BY SUSAN KEETER
Jack Durr sees the oncology team at the Upstate Cancer Center’s office in Oneida for most appointments. Having chemotherapy treatments, blood tests and checkups close to his home in Vernon is important to Durr, 72, who loves his job and dreads missing a day of work.
For 35 years, Durr has worked in a lab at the SUNY Polytechnic Institute in nearby Utica. He is enthralled by the scientific discoveries and technological advances that he has witnessed at the college over the years. “When I started, we didn’t have computers,” he explains. “Now we’re doing nanotechnology.”
That love of scientific progress took on greater meaning when Durr was diagnosed with a cancer called multiple myeloma in 2009. Seven months after diagnosis, Durr had an autologous stem cell transplant (see below) at the Upstate Cancer Center’s main site in Syracuse. The transplant put the disease in remission and likely saved Durr’s life.
Stem cell transplants are available in Central New York only at Upstate, says Upstate oncologist Teresa Gentile, MD, PhD. She points out that “we’re at the cutting edge of clinical trials, and Upstate has access to more recently approved immunotherapy drugs.”
In 2010, Durr was hospitalized for 17 days for the transplant. “Before the transplant, I had three trips to the hospital and was hooked up to a machine for three to four hours to harvest stem cells out of my blood. After they got my stem cells, the transplant starts with a big blast of chemo to get rid of any cancer. Then, they put my stem cells back into me, so I could make new, healthy blood,” he smiles. “When I was done, I was like a new, little baby. I had to get all my childhood vaccines again.”
When the transplanted stem cells were injected into Durr’s bloodstream, they moved into his bone marrow, where they proliferated and developed into healthy platelets and red and white blood cells.
To further battle the multiple myeloma, Gentile recommended the immunotherapy drug Revlimid to strengthen Durr’s immune system and stop new cancer cells from developing. Durr’s cancer stayed in remission for six years.
“But, cancer figured it out again,” says Durr, who served in Army intelligence during the Vietnam War and stays energized and upbeat by viewing cancer as an enemy he needs to outsmart.

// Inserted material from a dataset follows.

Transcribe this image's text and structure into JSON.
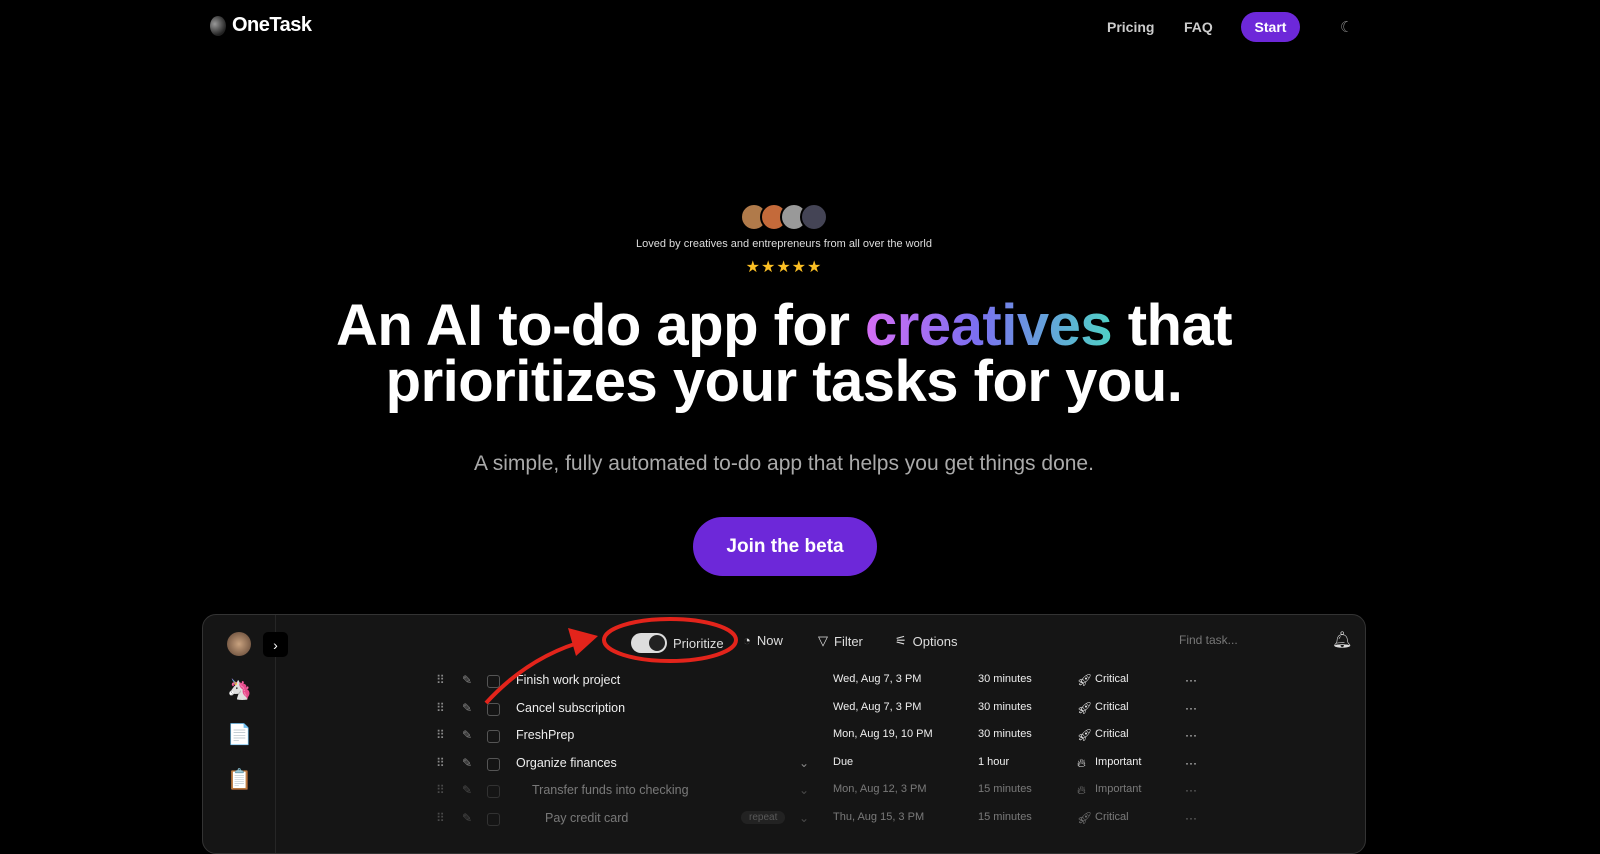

Durr and Gentile put their heads together and discussed options for dealing with the cancer relapse. Rather than a second stem cell transplant, Durr chose new immunotherapy medication combined with chemotherapy. He is in remission again, thanks to 32 weeks of chemotherapy treatments at the Oneida office, plus Pomalyst, a new immunotherapy drug.
What if cancer figures it out again? “Maybe I’ll have that second transplant,” Durr says with a grin. “Or, Dr. Gentile will tell me about new drugs we can try.”
What is multiple myeloma?
Multiple myeloma is a cancer formed by malignant plasma cells. Normal plasma cells are found in the bone marrow and are an important part of the immune system. — American Cancer Society
What is a stem cell transplant?
In a stem cell transplant, the patient gets high-dose chemotherapy (sometimes with radiation) to kill cells in the bone marrow. Then the patient receives new, healthy, blood-forming stem cells. Before the transplant, drug treatment is used to reduce the number of cancerous cells in the patient’s body. With an autologous transplant, the patient’s own stem cells are removed from his or her bone marrow or blood, stored and reinfused into the patient’s blood after treatment to kill cancer cells. — American Cancer Society
What are stem cells?
Stem cells differ from other kinds of cells in the body. All stem cells have three general properties: They are capable of dividing and renewing themselves for long periods; they are unspecialized (they could potentially become many different types of cells); and they can give rise to specialized cell types. — National Institutes of Health
What is immunotherapy?
A type of biological therapy that uses substances to stimulate or suppress the immune system to help the body fight cancer, infection and other diseases. — National Cancer Institute
This article appears in the winter 2017 issue of Cancer Care magazine.